Honestly, I work really hard at learning from each book I read. EVERY author has their own talent, whether it’s realistic dialogue or fantastic plot twists or humor…I know how much work it is to sell a book, and I know how much work goes into a book once it’s acquired. I ask myself why an agent wanted to rep the book, why an editor wanted to work on the book for eighteen months or so. And I let each author teach me a thing or two as I read his or her work…

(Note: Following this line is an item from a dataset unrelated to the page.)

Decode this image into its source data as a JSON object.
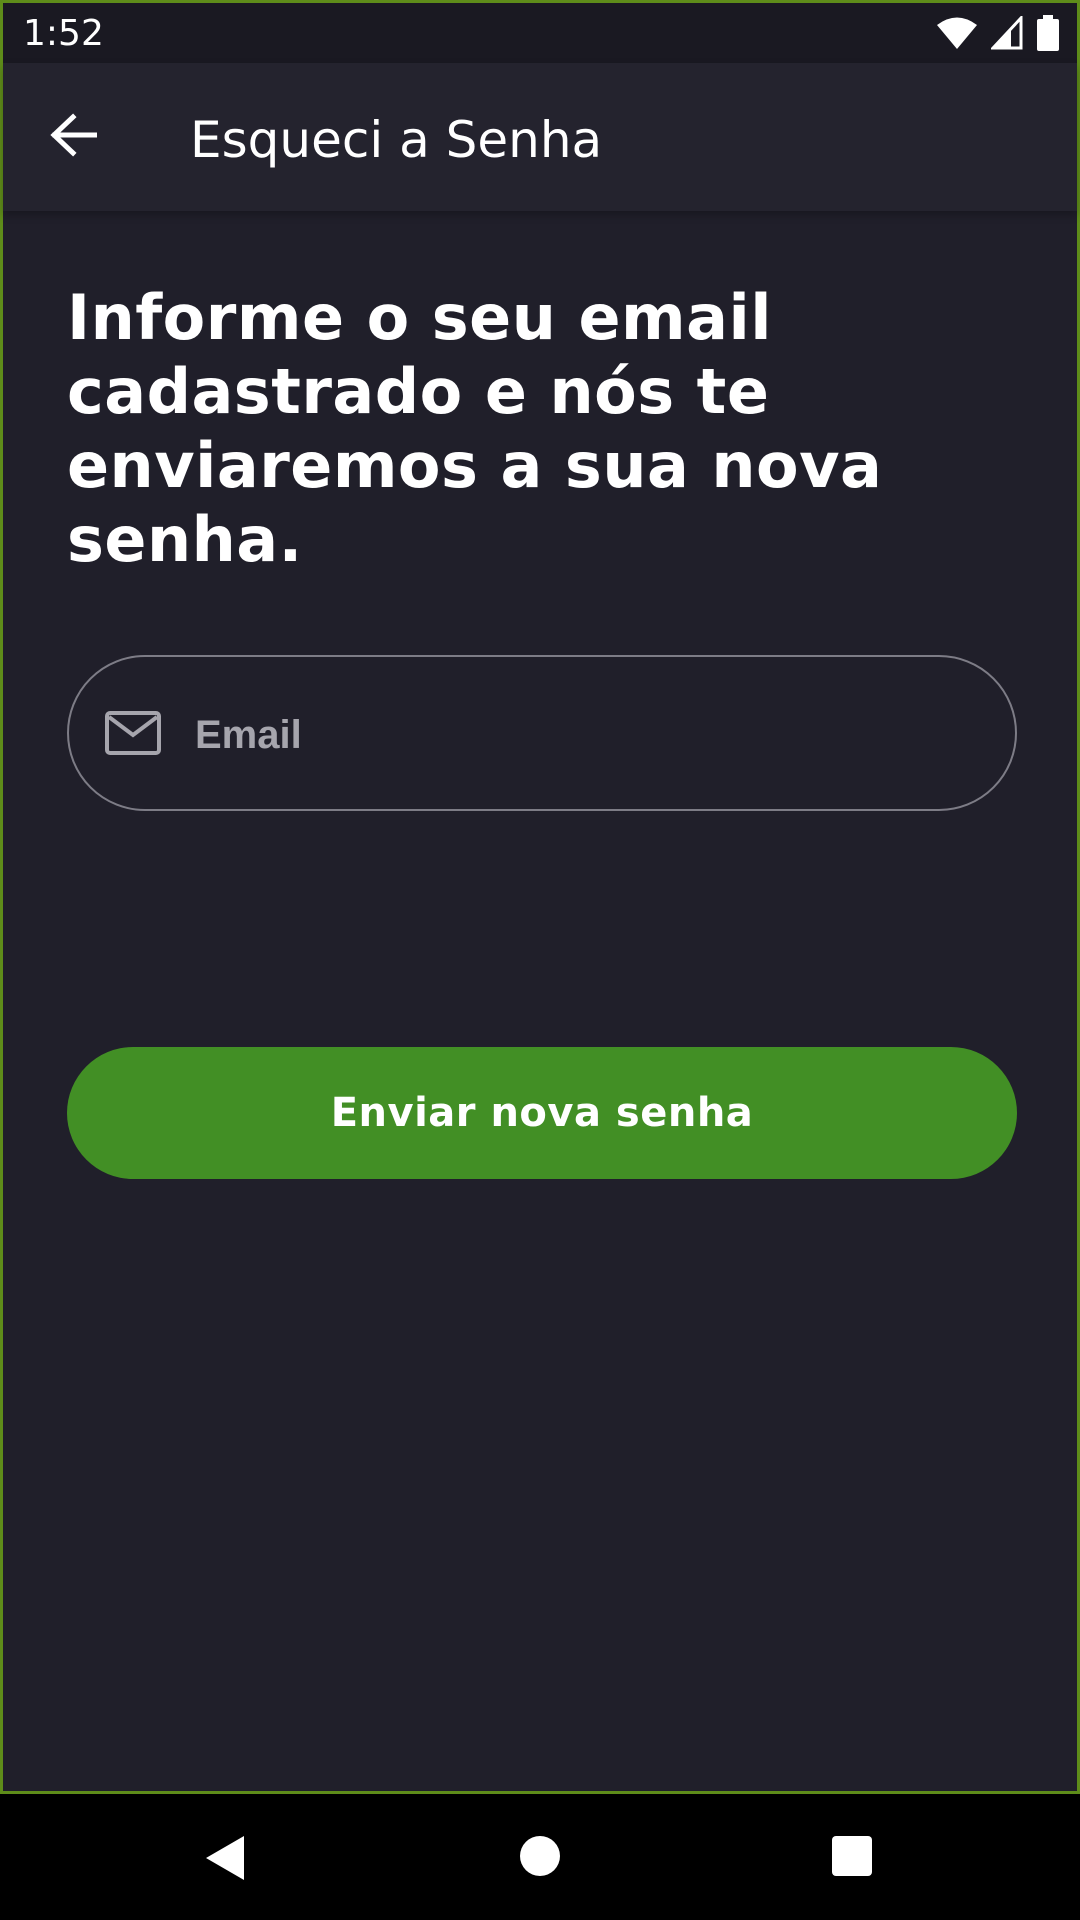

If you had to pick a favorite word, what would it be and why?I was really lucky; my mom encouraged me to stay home to devote full-time attention to my writing as soon as I graduated with my master’s. But even though I didn’t have to seek full-time employment, I still wanted to pay my bills…So I started teaching music out of the house. It was the perfect setup: I’d write all morning and into the early afternoon. When kids got out of school, I started teaching lessons.I was shocked, though, at how similar those kids were to the kids I’d known in school! They actually inspired me to try my hand at writing juvenile work (I’d only written adult work before that). I never would have written for kids had I not taught those lessons. (That just goes to show you how important it is to continue to have new experiences—you never know how it’s going to find its way into your work.
YES. So much of the writing life is filled with “no”s—rejections from editors and agents, less-than-glowing online reviews, libraries that don’t feature your work, bookstores that turn you down for events…YES becomes a musical word! (You also wind up appreciating the positive people and events in your life with an intensity that you might not have, had you not heard all those “no”s!)
My blog is dedicated to my personal hiding spot, books. Who, what, or where can be credited as your personal escape from reality?
Writing certainly is a fabulous escape—you’re in complete control of the world on your page, which never happens in real life. And music—I’m a total music junkie; it’s my favorite “reset” button…